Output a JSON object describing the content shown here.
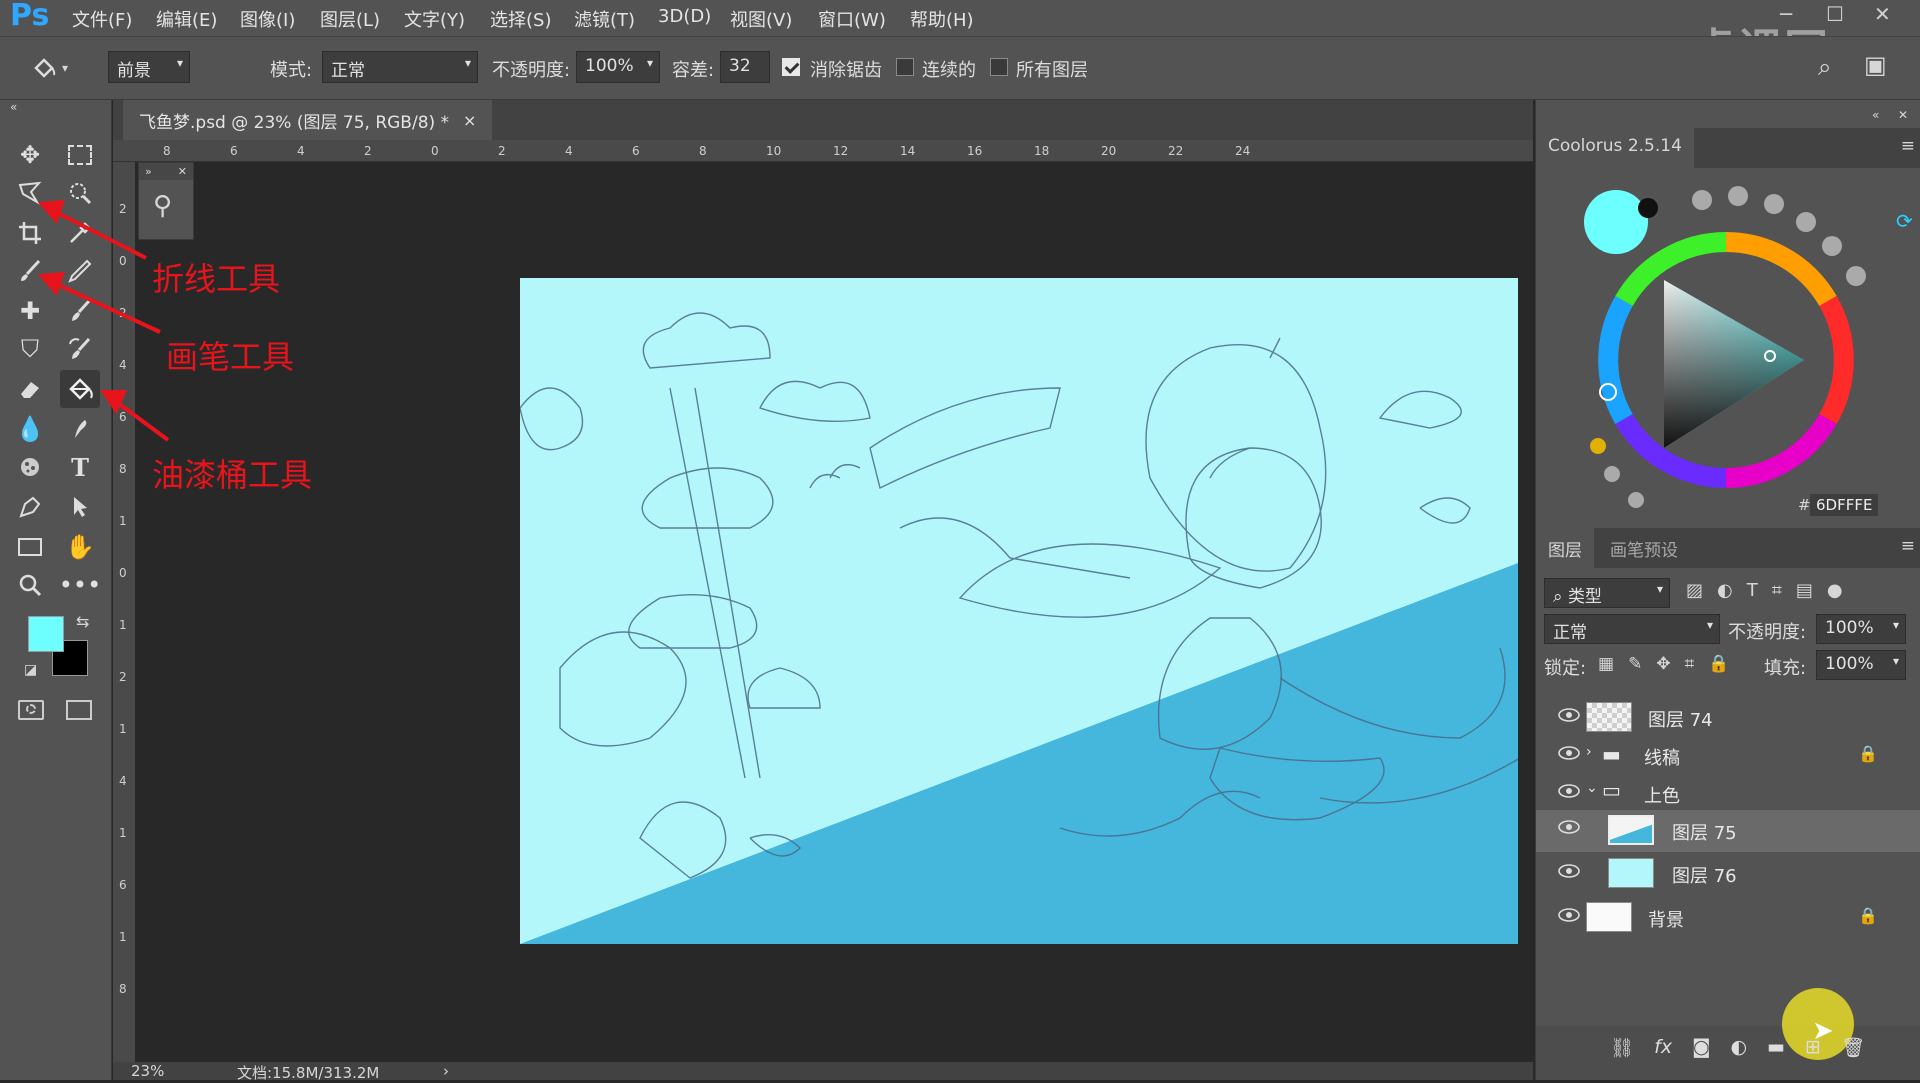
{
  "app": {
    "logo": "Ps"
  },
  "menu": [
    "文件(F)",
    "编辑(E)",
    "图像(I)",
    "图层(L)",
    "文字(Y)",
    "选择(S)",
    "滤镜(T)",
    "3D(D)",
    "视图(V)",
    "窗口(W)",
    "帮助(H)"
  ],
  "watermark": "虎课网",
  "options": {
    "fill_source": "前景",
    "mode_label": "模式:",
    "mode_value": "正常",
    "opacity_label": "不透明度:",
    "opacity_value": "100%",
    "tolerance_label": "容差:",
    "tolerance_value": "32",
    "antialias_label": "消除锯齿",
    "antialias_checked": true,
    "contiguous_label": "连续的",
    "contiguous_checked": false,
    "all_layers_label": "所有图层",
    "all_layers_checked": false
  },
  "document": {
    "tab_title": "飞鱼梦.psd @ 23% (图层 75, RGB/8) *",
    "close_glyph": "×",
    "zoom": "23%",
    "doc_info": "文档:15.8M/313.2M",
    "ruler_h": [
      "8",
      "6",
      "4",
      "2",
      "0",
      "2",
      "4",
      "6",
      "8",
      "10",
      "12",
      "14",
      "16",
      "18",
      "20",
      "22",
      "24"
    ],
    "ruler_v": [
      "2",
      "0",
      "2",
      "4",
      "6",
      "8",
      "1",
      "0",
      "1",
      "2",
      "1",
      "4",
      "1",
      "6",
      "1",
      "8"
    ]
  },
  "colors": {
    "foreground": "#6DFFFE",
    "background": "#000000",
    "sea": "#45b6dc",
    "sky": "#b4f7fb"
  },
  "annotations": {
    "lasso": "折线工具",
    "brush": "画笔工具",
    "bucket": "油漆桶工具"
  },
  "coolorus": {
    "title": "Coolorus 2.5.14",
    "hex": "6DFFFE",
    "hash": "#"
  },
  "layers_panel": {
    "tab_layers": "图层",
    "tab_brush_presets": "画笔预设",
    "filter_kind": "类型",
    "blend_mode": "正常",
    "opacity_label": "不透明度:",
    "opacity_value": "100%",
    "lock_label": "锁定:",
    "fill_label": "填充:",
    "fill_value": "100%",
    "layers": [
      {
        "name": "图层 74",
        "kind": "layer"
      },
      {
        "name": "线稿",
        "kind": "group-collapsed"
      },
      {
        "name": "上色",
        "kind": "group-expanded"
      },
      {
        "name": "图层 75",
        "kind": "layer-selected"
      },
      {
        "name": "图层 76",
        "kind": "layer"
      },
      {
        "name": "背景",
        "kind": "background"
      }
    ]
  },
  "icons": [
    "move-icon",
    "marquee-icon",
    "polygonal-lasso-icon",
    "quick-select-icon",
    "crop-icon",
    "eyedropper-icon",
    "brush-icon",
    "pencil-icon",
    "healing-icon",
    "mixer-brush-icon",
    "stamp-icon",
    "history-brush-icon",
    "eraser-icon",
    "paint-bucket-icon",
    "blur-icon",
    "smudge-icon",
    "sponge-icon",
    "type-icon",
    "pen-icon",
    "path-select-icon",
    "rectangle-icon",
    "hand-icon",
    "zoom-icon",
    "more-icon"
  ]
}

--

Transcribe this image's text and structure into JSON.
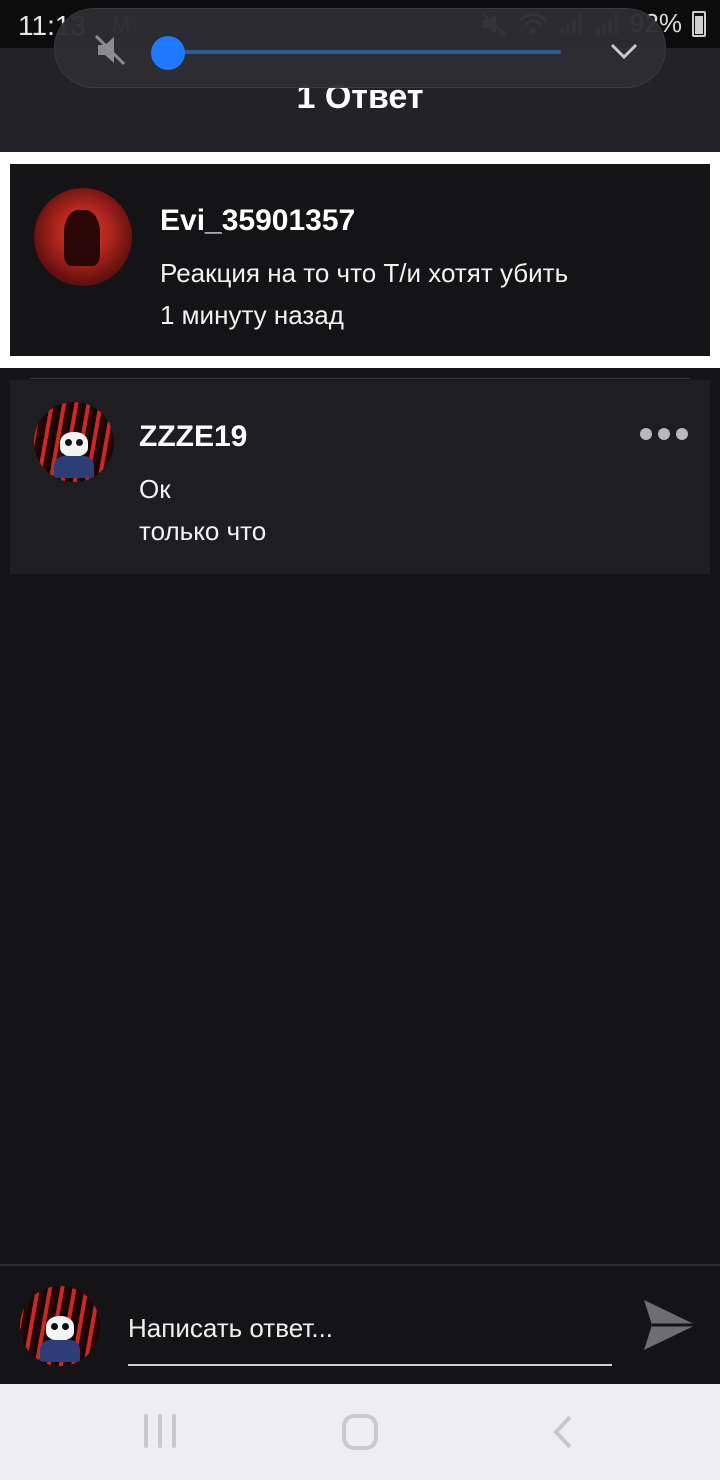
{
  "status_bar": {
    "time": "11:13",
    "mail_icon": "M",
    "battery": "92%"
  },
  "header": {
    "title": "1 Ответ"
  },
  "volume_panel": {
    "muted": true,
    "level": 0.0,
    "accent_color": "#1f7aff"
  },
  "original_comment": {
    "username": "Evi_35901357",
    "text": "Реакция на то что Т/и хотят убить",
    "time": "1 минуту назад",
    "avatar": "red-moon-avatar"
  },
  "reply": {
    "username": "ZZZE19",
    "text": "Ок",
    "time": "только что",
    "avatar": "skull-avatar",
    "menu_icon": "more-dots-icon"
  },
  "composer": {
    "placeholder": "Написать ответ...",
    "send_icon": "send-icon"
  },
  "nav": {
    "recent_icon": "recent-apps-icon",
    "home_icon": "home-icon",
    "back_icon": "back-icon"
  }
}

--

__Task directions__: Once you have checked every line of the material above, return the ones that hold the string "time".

__Finished task__:
    "time": "11:13",
    "time": "1 минуту назад",
    "time": "только что",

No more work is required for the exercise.